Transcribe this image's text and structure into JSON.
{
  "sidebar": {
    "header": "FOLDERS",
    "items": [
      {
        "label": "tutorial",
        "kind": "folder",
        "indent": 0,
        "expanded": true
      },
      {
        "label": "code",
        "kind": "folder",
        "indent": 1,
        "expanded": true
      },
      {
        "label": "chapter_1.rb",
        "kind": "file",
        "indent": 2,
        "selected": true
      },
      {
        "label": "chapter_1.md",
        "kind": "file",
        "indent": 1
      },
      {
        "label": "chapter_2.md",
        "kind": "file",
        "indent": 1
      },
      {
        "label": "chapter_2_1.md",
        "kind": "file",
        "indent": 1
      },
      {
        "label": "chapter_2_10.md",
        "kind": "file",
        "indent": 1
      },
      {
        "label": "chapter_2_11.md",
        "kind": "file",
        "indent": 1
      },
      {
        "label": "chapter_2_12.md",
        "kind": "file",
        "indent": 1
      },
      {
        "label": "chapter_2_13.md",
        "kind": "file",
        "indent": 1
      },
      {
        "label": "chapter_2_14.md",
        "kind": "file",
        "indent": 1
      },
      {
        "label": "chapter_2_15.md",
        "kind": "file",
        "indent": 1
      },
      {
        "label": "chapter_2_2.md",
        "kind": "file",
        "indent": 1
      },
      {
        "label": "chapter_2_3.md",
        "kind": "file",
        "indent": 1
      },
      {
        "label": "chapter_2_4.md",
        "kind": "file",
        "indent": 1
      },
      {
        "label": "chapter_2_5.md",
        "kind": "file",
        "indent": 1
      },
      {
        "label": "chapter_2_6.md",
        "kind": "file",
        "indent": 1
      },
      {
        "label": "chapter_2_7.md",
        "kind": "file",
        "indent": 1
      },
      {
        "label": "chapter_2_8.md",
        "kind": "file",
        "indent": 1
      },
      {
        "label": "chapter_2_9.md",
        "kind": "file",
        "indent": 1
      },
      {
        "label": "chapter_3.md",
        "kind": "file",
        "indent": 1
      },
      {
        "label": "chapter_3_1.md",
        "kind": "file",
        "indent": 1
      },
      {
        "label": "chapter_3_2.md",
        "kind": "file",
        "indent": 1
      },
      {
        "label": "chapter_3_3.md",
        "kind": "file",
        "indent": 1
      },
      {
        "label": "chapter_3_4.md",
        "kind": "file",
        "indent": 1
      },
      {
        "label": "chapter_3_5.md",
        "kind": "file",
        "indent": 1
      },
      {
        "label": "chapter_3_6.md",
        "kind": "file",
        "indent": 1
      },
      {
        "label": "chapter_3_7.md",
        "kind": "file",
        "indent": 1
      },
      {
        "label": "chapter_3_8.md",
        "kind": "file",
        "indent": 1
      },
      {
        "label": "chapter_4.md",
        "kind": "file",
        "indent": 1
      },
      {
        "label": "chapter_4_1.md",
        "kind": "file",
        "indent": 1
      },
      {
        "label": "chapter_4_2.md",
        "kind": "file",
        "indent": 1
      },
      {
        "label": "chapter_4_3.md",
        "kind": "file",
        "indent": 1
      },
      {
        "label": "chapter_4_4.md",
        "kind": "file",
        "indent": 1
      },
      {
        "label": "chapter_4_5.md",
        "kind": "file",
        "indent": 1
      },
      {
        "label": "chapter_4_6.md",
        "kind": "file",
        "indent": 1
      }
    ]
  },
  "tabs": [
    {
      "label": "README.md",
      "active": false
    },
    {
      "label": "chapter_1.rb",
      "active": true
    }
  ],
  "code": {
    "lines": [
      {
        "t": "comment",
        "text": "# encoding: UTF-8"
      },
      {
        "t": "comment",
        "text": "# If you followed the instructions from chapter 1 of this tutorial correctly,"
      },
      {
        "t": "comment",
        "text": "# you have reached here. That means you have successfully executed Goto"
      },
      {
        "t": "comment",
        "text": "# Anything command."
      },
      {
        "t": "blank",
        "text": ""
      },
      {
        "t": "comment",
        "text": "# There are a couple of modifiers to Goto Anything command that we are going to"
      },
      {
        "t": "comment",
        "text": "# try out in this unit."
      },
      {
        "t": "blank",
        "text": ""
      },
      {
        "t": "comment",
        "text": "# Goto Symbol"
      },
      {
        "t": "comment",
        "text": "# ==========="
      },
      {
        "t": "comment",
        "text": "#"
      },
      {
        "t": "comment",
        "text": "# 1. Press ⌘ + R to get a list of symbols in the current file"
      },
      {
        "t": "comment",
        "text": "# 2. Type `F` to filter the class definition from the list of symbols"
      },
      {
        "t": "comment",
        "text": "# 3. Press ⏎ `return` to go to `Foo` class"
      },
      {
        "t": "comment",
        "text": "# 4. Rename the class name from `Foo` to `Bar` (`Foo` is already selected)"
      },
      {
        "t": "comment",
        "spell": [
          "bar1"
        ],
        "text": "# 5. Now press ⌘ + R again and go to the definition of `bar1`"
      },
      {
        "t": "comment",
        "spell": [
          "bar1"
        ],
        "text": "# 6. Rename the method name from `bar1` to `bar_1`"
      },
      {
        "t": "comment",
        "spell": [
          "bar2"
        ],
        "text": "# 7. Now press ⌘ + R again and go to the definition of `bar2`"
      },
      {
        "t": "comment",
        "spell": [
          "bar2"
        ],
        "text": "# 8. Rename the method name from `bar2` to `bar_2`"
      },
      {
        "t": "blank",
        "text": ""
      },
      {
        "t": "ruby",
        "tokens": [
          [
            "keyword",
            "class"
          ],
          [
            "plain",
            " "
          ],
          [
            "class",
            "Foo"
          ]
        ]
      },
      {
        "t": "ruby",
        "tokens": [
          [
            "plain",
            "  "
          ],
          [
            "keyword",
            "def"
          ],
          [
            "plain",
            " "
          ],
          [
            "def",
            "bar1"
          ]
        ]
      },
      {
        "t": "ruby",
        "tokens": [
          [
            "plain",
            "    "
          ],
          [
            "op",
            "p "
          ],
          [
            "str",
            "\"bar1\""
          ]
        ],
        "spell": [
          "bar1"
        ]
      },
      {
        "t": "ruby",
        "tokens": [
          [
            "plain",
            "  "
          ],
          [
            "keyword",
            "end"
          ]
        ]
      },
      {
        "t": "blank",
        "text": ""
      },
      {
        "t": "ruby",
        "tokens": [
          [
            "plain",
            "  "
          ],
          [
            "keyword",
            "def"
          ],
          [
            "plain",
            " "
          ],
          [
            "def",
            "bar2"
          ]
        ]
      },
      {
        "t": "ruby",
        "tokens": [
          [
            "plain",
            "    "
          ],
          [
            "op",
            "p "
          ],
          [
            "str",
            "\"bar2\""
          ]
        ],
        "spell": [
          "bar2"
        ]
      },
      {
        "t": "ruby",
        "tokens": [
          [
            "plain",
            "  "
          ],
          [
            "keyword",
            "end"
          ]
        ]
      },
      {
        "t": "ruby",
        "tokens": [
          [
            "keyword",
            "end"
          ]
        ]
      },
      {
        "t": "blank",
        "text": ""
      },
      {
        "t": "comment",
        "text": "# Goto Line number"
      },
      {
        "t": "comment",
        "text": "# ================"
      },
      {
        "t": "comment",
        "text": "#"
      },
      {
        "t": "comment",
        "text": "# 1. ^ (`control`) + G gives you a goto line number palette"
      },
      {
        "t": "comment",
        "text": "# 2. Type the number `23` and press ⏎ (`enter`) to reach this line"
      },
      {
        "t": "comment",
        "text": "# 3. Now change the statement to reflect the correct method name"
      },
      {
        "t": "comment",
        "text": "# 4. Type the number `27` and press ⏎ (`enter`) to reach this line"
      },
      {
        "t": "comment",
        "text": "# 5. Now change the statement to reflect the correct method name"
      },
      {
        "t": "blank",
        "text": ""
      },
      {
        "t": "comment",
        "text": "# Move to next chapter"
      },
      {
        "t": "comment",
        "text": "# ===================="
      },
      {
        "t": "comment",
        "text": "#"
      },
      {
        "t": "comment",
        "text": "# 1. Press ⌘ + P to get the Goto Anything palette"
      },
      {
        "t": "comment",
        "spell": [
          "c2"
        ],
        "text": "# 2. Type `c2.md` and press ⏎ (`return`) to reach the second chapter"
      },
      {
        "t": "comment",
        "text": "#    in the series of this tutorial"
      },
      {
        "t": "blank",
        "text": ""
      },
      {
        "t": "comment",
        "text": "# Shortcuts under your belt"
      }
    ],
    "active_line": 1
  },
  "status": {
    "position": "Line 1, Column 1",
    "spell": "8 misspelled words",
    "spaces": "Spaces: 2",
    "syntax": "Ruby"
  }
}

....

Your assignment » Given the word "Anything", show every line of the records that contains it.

Response area »
        "text": "# Anything command."
        "text": "# There are a couple of modifiers to Goto Anything command that we are going to"
        "text": "# 1. Press ⌘ + P to get the Goto Anything palette"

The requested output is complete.